We are proud that our alfalfa hay represented rural Kentucky at the annual World Forage Analysis Superbowl during the World Dairy Expo. Our entry was amongst 336 other forage entries, and we excitedly note that our inaugural entry came from our first ever alfalfa production landing amongst the finalist with an overall placement of 12th in the commercial hay category. If you’ve never heard of the World Forage Analysis Superbowl, it is a forage contest that is held annually in…
At Elwoh Solutions, we’ve recently been asked what the #kyproud hashtag, logo, and wordmark indicates on our products and social postings. The short answer is that Kentucky Proud is an initiative and program by the Kentucky Department of Agriculture; however, the full answer really isn’t that simple.
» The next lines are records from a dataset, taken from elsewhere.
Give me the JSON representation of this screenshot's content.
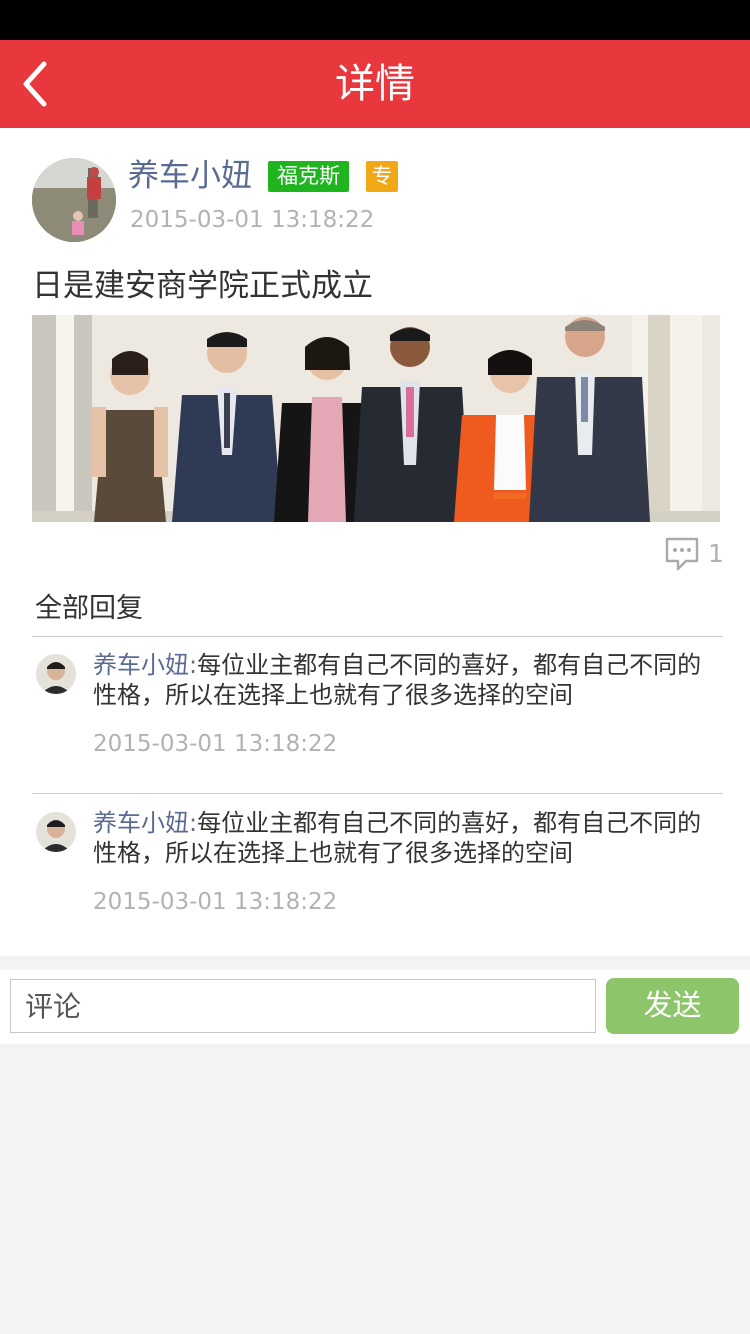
{
  "header": {
    "title": "详情",
    "back_icon": "chevron-left-icon",
    "bg_color": "#e8383d"
  },
  "post": {
    "author": "养车小妞",
    "brand_badge": "福克斯",
    "pro_badge": "专",
    "time": "2015-03-01 13:18:22",
    "text": "日是建安商学院正式成立",
    "comment_icon": "comment-bubble-icon",
    "comment_count": "1"
  },
  "replies_title": "全部回复",
  "replies": [
    {
      "name": "养车小妞:",
      "text": "每位业主都有自己不同的喜好，都有自己不同的性格，所以在选择上也就有了很多选择的空间",
      "time": "2015-03-01 13:18:22"
    },
    {
      "name": "养车小妞:",
      "text": "每位业主都有自己不同的喜好，都有自己不同的性格，所以在选择上也就有了很多选择的空间",
      "time": "2015-03-01 13:18:22"
    }
  ],
  "comment_bar": {
    "placeholder": "评论",
    "send_label": "发送",
    "send_color": "#8cc56a"
  }
}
Being Kentucky Proud means more than just showcasing a fancy logo or tagline. It embodies a core component of our operation, philosophy, and mission as a company. A Proud Rural Beginning While we…
It is no secret that there are many different preservatives and additives marketed for use in dry hay and some with crossover benefits when applied to haylage/baleage; there are also various modes of action for these different additives. We aim to settle on one specific preservative to use on our alfalfa which will be packaged as dry hay and primarily marketed to the equine industry.
Sometimes the stars align, and other times, perhaps even more often, they do not. Preparing the first fields and completing a fall seeding of alfalfa proved challenging with both time and the weather choosing not to cooperate.
For our area in Kentucky, the ideal seeding time for fall season planted alfalfa is around September 1st – 15th, giving a suitable buffer with an optimal chance of having warm temperatures for germination, emergence, and ultimately crown development.
As the year comes to a close, Elwoh Solutions is working hard to prepare a new farm for high-quality alfalfa hay production. The hay will be ready to harvest during the 2019 season, which will hopefully serve as the beginning of a hay enterprise.
Through many weeks of research and discussions with forage specialists and our local extension agent at the University of Kentucky, it has been decided to move forward with the preparatory steps to establish alfalfa, with the end goal of producing small square bales of alfalfa hay for the equestrian and dairy cattle markets.
Most everyone is familiar with the topic of mowing, as they actively mow or have some property that is contract mowed — all for various reasons, whether it be purely cosmetic, obtaining hay as feed for livestock, or part of an established maintenance plan such as controlling the growth of particular species of weeds; however, not everyone is familiar with the implications affecting the wildlife habitat during mowing operations.
There are, however, special considerations surrounding wildlife and their habitat as it relates to mowing techniques; be mindful of these during mowing operations, even if you’re not bound to a conservation program contract.
One of the most important considerations is to be aware that mowing high overgrowth during the spring and summer months could disrupt active nesting of wildlife.
As a part of the changes to Elwoh Solutions in 2017, specifically to the point of diversifying service offerings to include physical property services, the introduction of large scale capable tractor bush hogging and finish mowing is now being offered.
The initial extent of the operation is of course not the largest out there, but it should be sufficient to adequately target any small, medium, or large scale mowing needs in the service area.